Description of the task: Examine each line of the listing below. Copy those in which the string "icon" appears.

Content starts

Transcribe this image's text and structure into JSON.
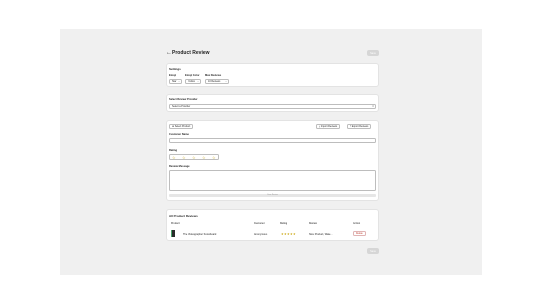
{
  "header": {
    "back_icon": "arrow-left-icon",
    "title": "Product Review",
    "save_label": "Save"
  },
  "settings": {
    "heading": "Settings",
    "emoji": {
      "label": "Emoji",
      "value": "Star"
    },
    "emoji_color": {
      "label": "Emoji Color",
      "value": "Yellow"
    },
    "max_reviews": {
      "label": "Max Reviews",
      "value": "10 Reviews"
    }
  },
  "provider": {
    "label": "Select Review Provider",
    "value": "Select a Provider"
  },
  "form": {
    "select_product": "Select Product",
    "import_reviews": "Import Reviews",
    "export_reviews": "Export Reviews",
    "customer_name_label": "Customer Name",
    "customer_name_value": "",
    "rating_label": "Rating",
    "rating_value": 0,
    "review_message_label": "Review Message",
    "review_message_value": "",
    "submit_label": "Save Review"
  },
  "reviews": {
    "heading": "All Product Reviews",
    "columns": [
      "Product",
      "Customer",
      "Rating",
      "Review",
      "Action"
    ],
    "rows": [
      {
        "product": "The Videographer Snowboard",
        "customer": "Anonymous",
        "rating": 5,
        "rating_stars": "★★★★★",
        "review": "Nice Product, Wate...",
        "action": "Delete"
      }
    ]
  },
  "footer": {
    "save_label": "Save"
  },
  "colors": {
    "star": "#c8a200",
    "delete": "#c0392b",
    "frame_bg": "#f0f0f0"
  }
}
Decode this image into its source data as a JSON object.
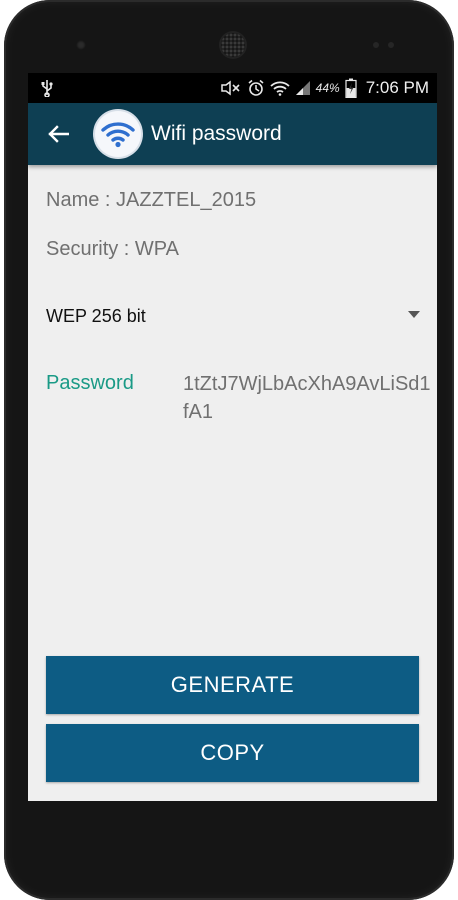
{
  "status_bar": {
    "battery_percent": "44%",
    "time": "7:06 PM"
  },
  "app_bar": {
    "title": "Wifi password"
  },
  "network": {
    "name_line": "Name : JAZZTEL_2015",
    "security_line": "Security : WPA"
  },
  "key_type": {
    "selected": "WEP 256 bit"
  },
  "password": {
    "label": "Password",
    "value": "1tZtJ7WjLbAcXhA9AvLiSd1fA1"
  },
  "buttons": {
    "generate": "GENERATE",
    "copy": "COPY"
  },
  "colors": {
    "app_bar": "#0e3f53",
    "button": "#0d5c84",
    "accent_label": "#1a9a86",
    "screen_bg": "#efefef"
  }
}
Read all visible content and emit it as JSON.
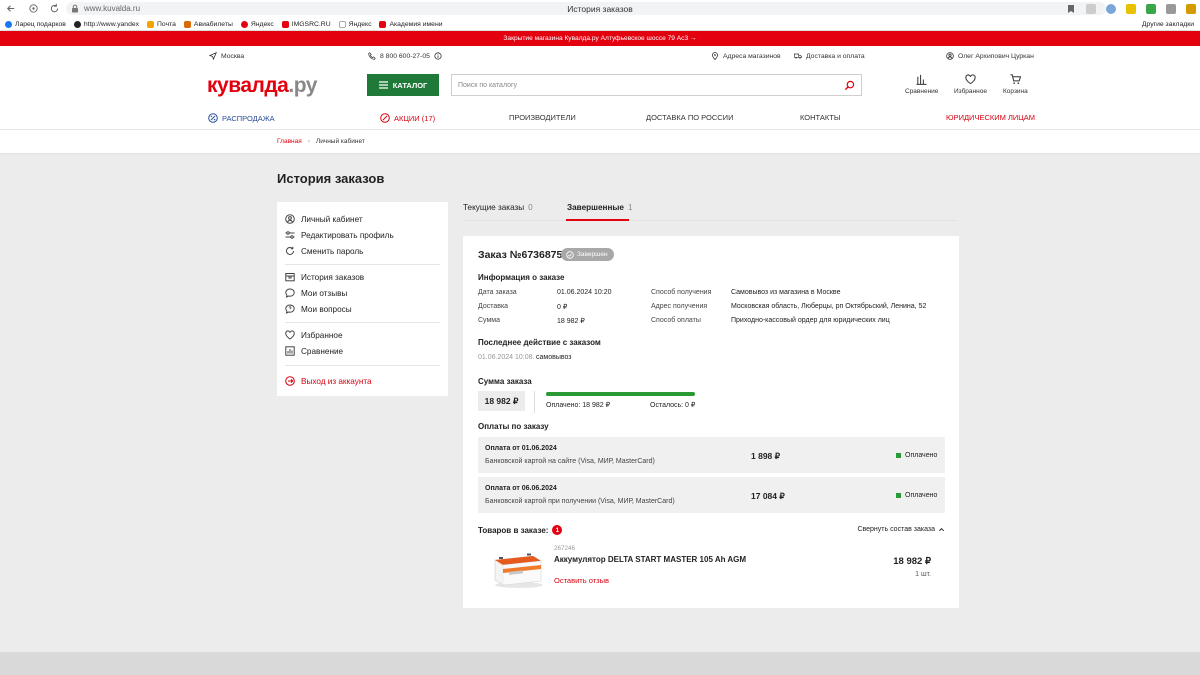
{
  "browser": {
    "url": "www.kuvalda.ru",
    "tab_title": "История заказов",
    "bookmarks": [
      "Ларец подарков",
      "http://www.yandex",
      "Почта",
      "Авиабилеты",
      "Яндекс",
      "IMGSRC.RU",
      "Яндекс",
      "Академия имени"
    ],
    "bookmarks_other": "Другие закладки"
  },
  "promo": {
    "text": "Закрытие магазина Кувалда.ру Алтуфьевское шоссе 79 Ас3"
  },
  "header": {
    "city": "Москва",
    "phone": "8 800 600-27-05",
    "stores": "Адреса магазинов",
    "delivery": "Доставка и оплата",
    "user": "Олег Архипович Цуркан",
    "logo_main": "кувалда",
    "logo_suffix": ".ру",
    "catalog": "КАТАЛОГ",
    "search_placeholder": "Поиск по каталогу",
    "compare": "Сравнение",
    "favorites": "Избранное",
    "cart": "Корзина"
  },
  "menu": {
    "sale": "РАСПРОДАЖА",
    "promotions": "АКЦИИ (17)",
    "producers": "ПРОИЗВОДИТЕЛИ",
    "delivery_russia": "ДОСТАВКА ПО РОССИИ",
    "contacts": "КОНТАКТЫ",
    "legal": "ЮРИДИЧЕСКИМ ЛИЦАМ"
  },
  "breadcrumb": {
    "home": "Главная",
    "current": "Личный кабинет"
  },
  "page": {
    "title": "История заказов"
  },
  "sidebar": {
    "items": [
      {
        "label": "Личный кабинет",
        "icon": "user-icon"
      },
      {
        "label": "Редактировать профиль",
        "icon": "sliders-icon"
      },
      {
        "label": "Сменить пароль",
        "icon": "refresh-icon"
      },
      {
        "label": "История заказов",
        "icon": "box-icon"
      },
      {
        "label": "Мои отзывы",
        "icon": "chat-icon"
      },
      {
        "label": "Мои вопросы",
        "icon": "question-icon"
      },
      {
        "label": "Избранное",
        "icon": "heart-icon"
      },
      {
        "label": "Сравнение",
        "icon": "chart-icon"
      }
    ],
    "logout": "Выход из аккаунта"
  },
  "tabs": {
    "current_label": "Текущие заказы",
    "current_count": "0",
    "completed_label": "Завершенные",
    "completed_count": "1"
  },
  "order": {
    "title": "Заказ №67368757",
    "status": "Завершен",
    "info_heading": "Информация о заказе",
    "date_label": "Дата заказа",
    "date_value": "01.06.2024 10:20",
    "delivery_label": "Доставка",
    "delivery_value": "0 ₽",
    "sum_label": "Сумма",
    "sum_value": "18 982 ₽",
    "receive_method_label": "Способ получения",
    "receive_method_value": "Самовывоз из магазина в Москве",
    "receive_address_label": "Адрес получения",
    "receive_address_value": "Московская область, Люберцы, рп Октябрьский, Ленина, 52",
    "payment_method_label": "Способ оплаты",
    "payment_method_value": "Приходно-кассовый ордер для юридических лиц",
    "last_action_heading": "Последнее действие с заказом",
    "last_action_date": "01.06.2024 10:08.",
    "last_action_text": "самовывоз",
    "total_heading": "Сумма заказа",
    "total_value": "18 982 ₽",
    "paid_fraction": 1.0,
    "paid_text": "Оплачено: 18 982 ₽",
    "left_text": "Осталось: 0 ₽",
    "payments_heading": "Оплаты по заказу",
    "payments": [
      {
        "title": "Оплата от 01.06.2024",
        "method": "Банковской картой на сайте (Visa, МИР, MasterCard)",
        "amount": "1 898 ₽",
        "status": "Оплачено"
      },
      {
        "title": "Оплата от 06.06.2024",
        "method": "Банковской картой при получении (Visa, МИР, MasterCard)",
        "amount": "17 084 ₽",
        "status": "Оплачено"
      }
    ],
    "goods_heading": "Товаров в заказе:",
    "goods_count": "1",
    "collapse_label": "Свернуть состав заказа",
    "product": {
      "sku": "267246",
      "name": "Аккумулятор DELTA START MASTER 105 Ah AGM",
      "review": "Оставить отзыв",
      "price": "18 982 ₽",
      "qty": "1 шт."
    }
  },
  "colors": {
    "brand_red": "#e3000f",
    "brand_green": "#1f7a3a",
    "paid_green": "#2a9a35"
  }
}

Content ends

Response box:
    "back_icon": "arrow-left-icon",
        "icon": "user-icon"
        "icon": "sliders-icon"
        "icon": "refresh-icon"
        "icon": "box-icon"
        "icon": "chat-icon"
        "icon": "question-icon"
        "icon": "heart-icon"
        "icon": "chart-icon"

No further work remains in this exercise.